Data records for software interfaces

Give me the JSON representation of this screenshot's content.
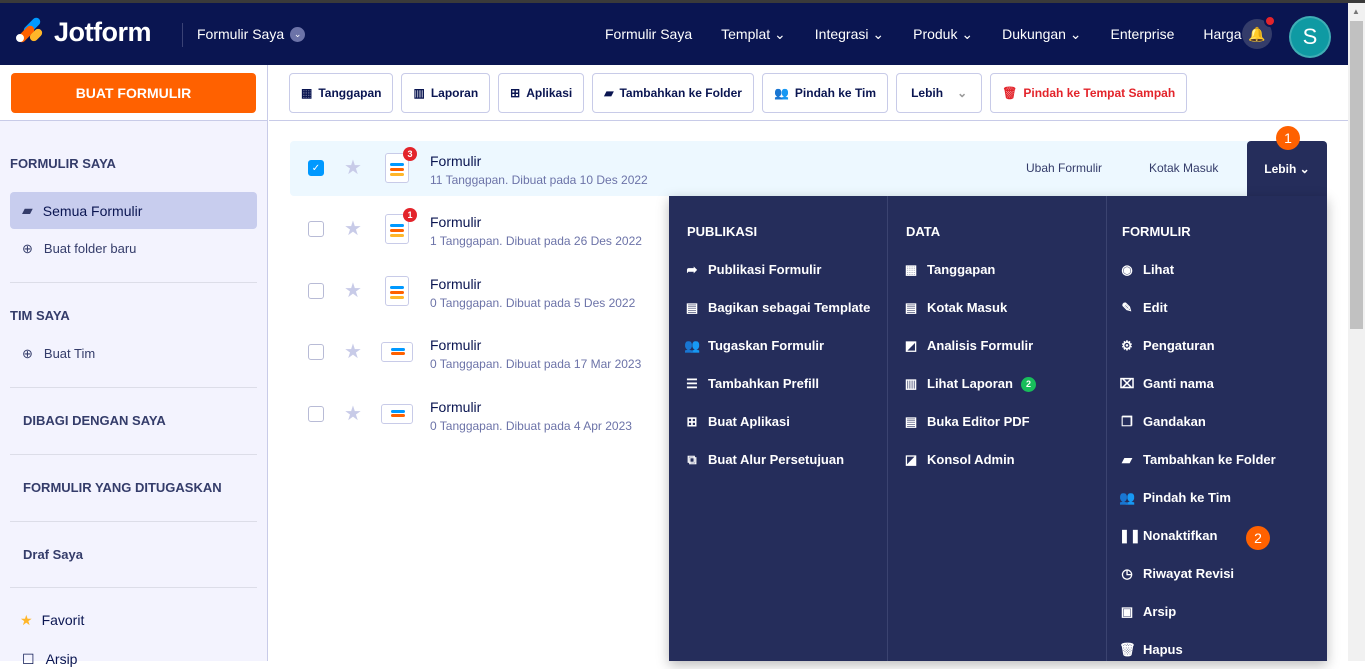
{
  "header": {
    "brand": "Jotform",
    "my_forms": "Formulir Saya",
    "nav": [
      "Formulir Saya",
      "Templat ⌄",
      "Integrasi ⌄",
      "Produk ⌄",
      "Dukungan ⌄",
      "Enterprise",
      "Harga"
    ],
    "avatar_letter": "S"
  },
  "sidebar": {
    "create_button": "BUAT FORMULIR",
    "my_forms_heading": "FORMULIR SAYA",
    "all_forms": "Semua Formulir",
    "new_folder": "Buat folder baru",
    "my_team_heading": "TIM SAYA",
    "create_team": "Buat Tim",
    "shared": "DIBAGI DENGAN SAYA",
    "assigned": "FORMULIR YANG DITUGASKAN",
    "drafts": "Draf Saya",
    "favorites": "Favorit",
    "archive": "Arsip"
  },
  "toolbar": {
    "responses": "Tanggapan",
    "reports": "Laporan",
    "apps": "Aplikasi",
    "add_folder": "Tambahkan ke Folder",
    "move_team": "Pindah ke Tim",
    "more": "Lebih",
    "trash": "Pindah ke Tempat Sampah"
  },
  "forms": [
    {
      "title": "Formulir",
      "meta": "11 Tanggapan. Dibuat pada 10 Des 2022",
      "badge": "3",
      "selected": true,
      "icon": "tall"
    },
    {
      "title": "Formulir",
      "meta": "1 Tanggapan. Dibuat pada 26 Des 2022",
      "badge": "1",
      "selected": false,
      "icon": "tall"
    },
    {
      "title": "Formulir",
      "meta": "0 Tanggapan. Dibuat pada 5 Des 2022",
      "badge": null,
      "selected": false,
      "icon": "tall"
    },
    {
      "title": "Formulir",
      "meta": "0 Tanggapan. Dibuat pada 17 Mar 2023",
      "badge": null,
      "selected": false,
      "icon": "wide"
    },
    {
      "title": "Formulir",
      "meta": "0 Tanggapan. Dibuat pada 4 Apr 2023",
      "badge": null,
      "selected": false,
      "icon": "wide"
    }
  ],
  "row_actions": {
    "edit": "Ubah Formulir",
    "inbox": "Kotak Masuk",
    "more": "Lebih ⌄"
  },
  "steps": [
    "1",
    "2"
  ],
  "menu": [
    {
      "heading": "PUBLIKASI",
      "items": [
        {
          "icon": "share",
          "glyph": "➦",
          "label": "Publikasi Formulir"
        },
        {
          "icon": "template",
          "glyph": "▤",
          "label": "Bagikan sebagai Template"
        },
        {
          "icon": "assign",
          "glyph": "👥",
          "label": "Tugaskan Formulir"
        },
        {
          "icon": "prefill",
          "glyph": "☰",
          "label": "Tambahkan Prefill"
        },
        {
          "icon": "app",
          "glyph": "⊞",
          "label": "Buat Aplikasi"
        },
        {
          "icon": "approval",
          "glyph": "⧉",
          "label": "Buat Alur Persetujuan"
        }
      ]
    },
    {
      "heading": "DATA",
      "items": [
        {
          "icon": "table",
          "glyph": "▦",
          "label": "Tanggapan"
        },
        {
          "icon": "inbox",
          "glyph": "▤",
          "label": "Kotak Masuk"
        },
        {
          "icon": "analytics",
          "glyph": "◩",
          "label": "Analisis Formulir"
        },
        {
          "icon": "report",
          "glyph": "▥",
          "label": "Lihat Laporan",
          "badge": "2"
        },
        {
          "icon": "pdf",
          "glyph": "▤",
          "label": "Buka Editor PDF"
        },
        {
          "icon": "admin",
          "glyph": "◪",
          "label": "Konsol Admin"
        }
      ]
    },
    {
      "heading": "FORMULIR",
      "items": [
        {
          "icon": "eye",
          "glyph": "◉",
          "label": "Lihat"
        },
        {
          "icon": "edit",
          "glyph": "✎",
          "label": "Edit"
        },
        {
          "icon": "gear",
          "glyph": "⚙",
          "label": "Pengaturan"
        },
        {
          "icon": "rename",
          "glyph": "⌧",
          "label": "Ganti nama"
        },
        {
          "icon": "clone",
          "glyph": "❐",
          "label": "Gandakan"
        },
        {
          "icon": "folder-add",
          "glyph": "▰",
          "label": "Tambahkan ke Folder"
        },
        {
          "icon": "team",
          "glyph": "👥",
          "label": "Pindah ke Tim"
        },
        {
          "icon": "pause",
          "glyph": "❚❚",
          "label": "Nonaktifkan"
        },
        {
          "icon": "history",
          "glyph": "◷",
          "label": "Riwayat Revisi"
        },
        {
          "icon": "archive",
          "glyph": "▣",
          "label": "Arsip"
        },
        {
          "icon": "trash",
          "glyph": "🗑",
          "label": "Hapus"
        }
      ]
    }
  ],
  "colors": {
    "nav": "#0a1551",
    "accent": "#ff6100",
    "menu": "#252d5b",
    "danger": "#e3242b",
    "check": "#0099ff"
  }
}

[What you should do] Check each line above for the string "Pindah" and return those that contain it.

[Answer box]
    "move_team": "Pindah ke Tim",
    "trash": "Pindah ke Tempat Sampah"
          "label": "Pindah ke Tim"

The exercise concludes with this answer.